We are now a week into 2016, but for people of color and victims of violent crimes perpetrated by powerful people, it might as well be one hundred years ago. How similar all of this is to the story of 14-year-old Emmett Till, the young boy in Money, Mississippi, who was kidnapped, tortured and killed before being tied to a cotton gin and thrown in the river...all for allegedly whistling at a white woman in 1955. It was said that Till should have known the rules of the Jim Crow South. His killers were acquitted. In 1918, Mary Turner, a 19-year-old woman in Lowndes County, Georgia, was captured, lynched and burned eight months pregnant for protesting the extrajudicial killing of her husband. The mob said she knew better than to speak out, and therefore the blame for her murder and that of her unborn child was cast upon her in death.
Some find these kinds of comparisons dramatic and inaccurate, but those young people died because of state-sanctioned violence, were blamed for their own deaths and received no justice just like Trayvon, Michael Brown, Tamir, Sandra Bland and others. Today loaded guns and badges replace nooses and Billy clubs, and police officers and the criminal justice system that protects them are nothing more than a democratized lynch mob. Sadly, Black people themselves are often guilty of casting blame on victims of this kind of violence as well, thanks to impact respectability politics has had on segments of the Black community.
In his piece, The Number of Cops Indicted for Murder Spikes Upward, Conor Friedersdorf, a staff writer with Atlantic Magazine, noted that in the past five months, only 14 police officers have been charged for on-duty killings, which is more than five times the normal rate.
Included in those charged are the six officers connected to the death of Freddie Gray in Baltimore, Ray Tensing, the University of Cincinnati police officer who shot and killed Samuel DuBose during a traffic stop and Michael Slager, the former officer who shot Walter Scott in the back in South Carolina earlier this year. Friedersdorf stated something at the end of the article that stayed with me:
"Regardless of how many officers are charged in coming months, the year-end number of cops charged will be scandalous, even though it almost certainly undercounts the number of unjust killings. Defenders of the status quo in policing should wake up to the need for reforms."

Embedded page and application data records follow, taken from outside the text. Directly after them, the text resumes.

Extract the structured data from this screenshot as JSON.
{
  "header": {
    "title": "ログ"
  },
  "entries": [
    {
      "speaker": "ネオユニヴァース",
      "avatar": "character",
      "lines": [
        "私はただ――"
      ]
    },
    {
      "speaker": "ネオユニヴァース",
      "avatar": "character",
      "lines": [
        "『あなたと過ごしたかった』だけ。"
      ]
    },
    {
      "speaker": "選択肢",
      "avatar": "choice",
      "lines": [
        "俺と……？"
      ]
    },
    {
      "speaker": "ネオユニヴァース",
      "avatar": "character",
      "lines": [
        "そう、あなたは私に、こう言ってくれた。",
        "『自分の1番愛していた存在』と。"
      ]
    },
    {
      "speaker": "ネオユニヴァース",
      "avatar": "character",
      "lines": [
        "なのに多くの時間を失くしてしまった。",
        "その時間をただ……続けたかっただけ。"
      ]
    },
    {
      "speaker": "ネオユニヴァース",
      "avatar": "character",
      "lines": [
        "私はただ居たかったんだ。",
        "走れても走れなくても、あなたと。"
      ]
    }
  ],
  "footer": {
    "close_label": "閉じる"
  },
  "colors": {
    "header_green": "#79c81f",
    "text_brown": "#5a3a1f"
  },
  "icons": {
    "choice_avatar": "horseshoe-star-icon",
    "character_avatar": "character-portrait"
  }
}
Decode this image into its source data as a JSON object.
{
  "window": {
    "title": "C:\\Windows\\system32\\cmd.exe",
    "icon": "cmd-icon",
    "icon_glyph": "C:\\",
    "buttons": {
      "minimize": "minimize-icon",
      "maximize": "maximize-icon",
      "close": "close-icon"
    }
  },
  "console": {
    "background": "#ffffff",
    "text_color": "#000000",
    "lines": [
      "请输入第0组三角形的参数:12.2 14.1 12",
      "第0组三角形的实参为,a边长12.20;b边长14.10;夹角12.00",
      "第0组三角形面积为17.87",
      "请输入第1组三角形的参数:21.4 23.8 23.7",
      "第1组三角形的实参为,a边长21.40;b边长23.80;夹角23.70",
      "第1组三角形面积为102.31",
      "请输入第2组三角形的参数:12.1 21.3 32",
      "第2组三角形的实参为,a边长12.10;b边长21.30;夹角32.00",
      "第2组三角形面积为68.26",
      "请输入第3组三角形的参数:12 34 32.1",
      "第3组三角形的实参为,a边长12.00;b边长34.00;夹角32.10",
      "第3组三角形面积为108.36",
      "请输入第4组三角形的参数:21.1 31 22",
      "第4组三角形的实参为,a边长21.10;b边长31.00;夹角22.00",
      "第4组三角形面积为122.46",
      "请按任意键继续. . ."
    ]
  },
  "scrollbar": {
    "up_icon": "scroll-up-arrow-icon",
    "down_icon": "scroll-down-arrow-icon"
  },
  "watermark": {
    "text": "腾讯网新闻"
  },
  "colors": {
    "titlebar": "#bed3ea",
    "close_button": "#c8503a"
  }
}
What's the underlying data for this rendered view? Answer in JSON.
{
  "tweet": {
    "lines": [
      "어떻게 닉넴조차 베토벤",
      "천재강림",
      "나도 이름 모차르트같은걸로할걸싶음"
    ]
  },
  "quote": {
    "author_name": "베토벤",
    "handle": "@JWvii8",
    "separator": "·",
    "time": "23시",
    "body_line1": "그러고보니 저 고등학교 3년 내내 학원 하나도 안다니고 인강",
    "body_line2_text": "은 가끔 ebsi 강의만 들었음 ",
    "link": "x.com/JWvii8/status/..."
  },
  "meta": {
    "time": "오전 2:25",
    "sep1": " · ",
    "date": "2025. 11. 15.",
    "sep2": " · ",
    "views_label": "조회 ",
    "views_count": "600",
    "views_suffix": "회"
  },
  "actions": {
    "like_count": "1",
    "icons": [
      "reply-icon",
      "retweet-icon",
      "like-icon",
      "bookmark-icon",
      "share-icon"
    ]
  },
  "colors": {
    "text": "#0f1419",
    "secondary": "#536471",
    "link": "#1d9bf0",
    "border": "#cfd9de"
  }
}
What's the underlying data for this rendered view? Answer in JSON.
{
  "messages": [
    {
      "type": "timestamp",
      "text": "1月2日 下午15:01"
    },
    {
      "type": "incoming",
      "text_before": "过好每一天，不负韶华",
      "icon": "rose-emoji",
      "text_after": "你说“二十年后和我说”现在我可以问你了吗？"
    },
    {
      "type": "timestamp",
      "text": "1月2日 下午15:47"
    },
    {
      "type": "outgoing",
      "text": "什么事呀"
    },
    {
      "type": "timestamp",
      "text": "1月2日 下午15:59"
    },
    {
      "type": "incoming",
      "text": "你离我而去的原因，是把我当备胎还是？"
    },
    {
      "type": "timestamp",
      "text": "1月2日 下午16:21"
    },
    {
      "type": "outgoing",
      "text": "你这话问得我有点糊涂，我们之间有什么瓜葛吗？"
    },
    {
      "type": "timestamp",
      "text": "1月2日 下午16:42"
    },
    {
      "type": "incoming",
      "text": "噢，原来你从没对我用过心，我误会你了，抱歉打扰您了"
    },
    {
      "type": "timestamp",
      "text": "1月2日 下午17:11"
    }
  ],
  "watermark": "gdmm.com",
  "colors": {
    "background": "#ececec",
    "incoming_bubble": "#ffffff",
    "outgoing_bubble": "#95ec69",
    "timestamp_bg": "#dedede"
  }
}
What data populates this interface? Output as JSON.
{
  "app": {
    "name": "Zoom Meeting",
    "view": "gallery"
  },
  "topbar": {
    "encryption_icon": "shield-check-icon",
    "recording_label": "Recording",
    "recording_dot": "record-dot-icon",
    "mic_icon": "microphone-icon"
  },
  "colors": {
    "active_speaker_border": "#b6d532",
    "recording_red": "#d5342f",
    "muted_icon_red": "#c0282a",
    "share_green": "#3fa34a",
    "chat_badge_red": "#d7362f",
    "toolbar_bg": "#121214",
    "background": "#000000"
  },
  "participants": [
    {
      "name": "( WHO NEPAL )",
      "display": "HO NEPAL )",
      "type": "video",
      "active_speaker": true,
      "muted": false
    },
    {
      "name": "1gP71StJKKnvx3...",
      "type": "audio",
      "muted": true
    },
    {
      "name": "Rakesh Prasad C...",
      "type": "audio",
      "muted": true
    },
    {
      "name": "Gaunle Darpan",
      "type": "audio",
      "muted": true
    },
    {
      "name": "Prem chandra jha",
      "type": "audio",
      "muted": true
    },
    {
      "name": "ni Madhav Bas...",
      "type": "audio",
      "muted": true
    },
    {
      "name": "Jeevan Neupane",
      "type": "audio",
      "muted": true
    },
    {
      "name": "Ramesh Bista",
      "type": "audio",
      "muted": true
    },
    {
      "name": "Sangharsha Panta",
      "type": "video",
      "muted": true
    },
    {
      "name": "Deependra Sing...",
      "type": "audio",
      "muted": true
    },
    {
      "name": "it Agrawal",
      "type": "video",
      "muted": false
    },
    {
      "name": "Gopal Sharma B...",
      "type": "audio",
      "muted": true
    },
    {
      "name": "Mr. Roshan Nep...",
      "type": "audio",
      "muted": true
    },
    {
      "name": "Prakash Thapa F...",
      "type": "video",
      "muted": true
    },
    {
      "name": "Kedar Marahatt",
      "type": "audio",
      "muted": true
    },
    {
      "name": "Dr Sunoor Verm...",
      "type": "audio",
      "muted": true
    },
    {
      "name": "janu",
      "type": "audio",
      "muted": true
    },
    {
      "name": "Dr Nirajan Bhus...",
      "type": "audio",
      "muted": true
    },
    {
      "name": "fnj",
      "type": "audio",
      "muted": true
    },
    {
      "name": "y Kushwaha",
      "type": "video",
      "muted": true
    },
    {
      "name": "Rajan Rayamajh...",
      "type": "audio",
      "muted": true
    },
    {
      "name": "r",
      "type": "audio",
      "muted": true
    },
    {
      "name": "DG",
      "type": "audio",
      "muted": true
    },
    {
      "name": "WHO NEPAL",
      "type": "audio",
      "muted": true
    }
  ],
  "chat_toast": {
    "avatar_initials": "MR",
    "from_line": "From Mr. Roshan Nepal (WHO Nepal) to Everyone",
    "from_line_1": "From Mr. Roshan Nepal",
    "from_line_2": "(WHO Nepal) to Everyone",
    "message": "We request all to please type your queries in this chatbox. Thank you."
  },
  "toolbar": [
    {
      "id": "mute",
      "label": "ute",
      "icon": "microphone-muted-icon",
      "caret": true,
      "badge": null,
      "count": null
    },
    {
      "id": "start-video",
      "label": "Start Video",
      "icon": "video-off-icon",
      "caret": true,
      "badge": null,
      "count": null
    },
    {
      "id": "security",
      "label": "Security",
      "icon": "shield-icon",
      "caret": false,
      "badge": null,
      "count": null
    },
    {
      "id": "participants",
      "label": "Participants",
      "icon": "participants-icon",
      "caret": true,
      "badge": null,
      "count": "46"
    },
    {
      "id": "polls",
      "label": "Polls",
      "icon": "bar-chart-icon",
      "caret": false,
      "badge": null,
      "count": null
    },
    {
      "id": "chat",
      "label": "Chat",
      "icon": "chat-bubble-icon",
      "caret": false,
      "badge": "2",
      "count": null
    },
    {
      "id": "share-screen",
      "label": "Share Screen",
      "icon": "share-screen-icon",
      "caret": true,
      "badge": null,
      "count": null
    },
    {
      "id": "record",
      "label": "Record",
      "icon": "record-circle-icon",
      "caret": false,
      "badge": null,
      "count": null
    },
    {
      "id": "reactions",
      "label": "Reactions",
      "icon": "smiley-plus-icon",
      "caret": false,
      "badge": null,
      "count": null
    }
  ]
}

People are finally acknowledging the need for reform and hopefully changes come about sooner than later. But, perhaps in the meantime, we can take the initiative to stop blaming and criminalizing Black bodies in death that were already dehumanized in life. Let's just not blame victims who have survived violence of all kinds. That doesn't seem like too much to ask.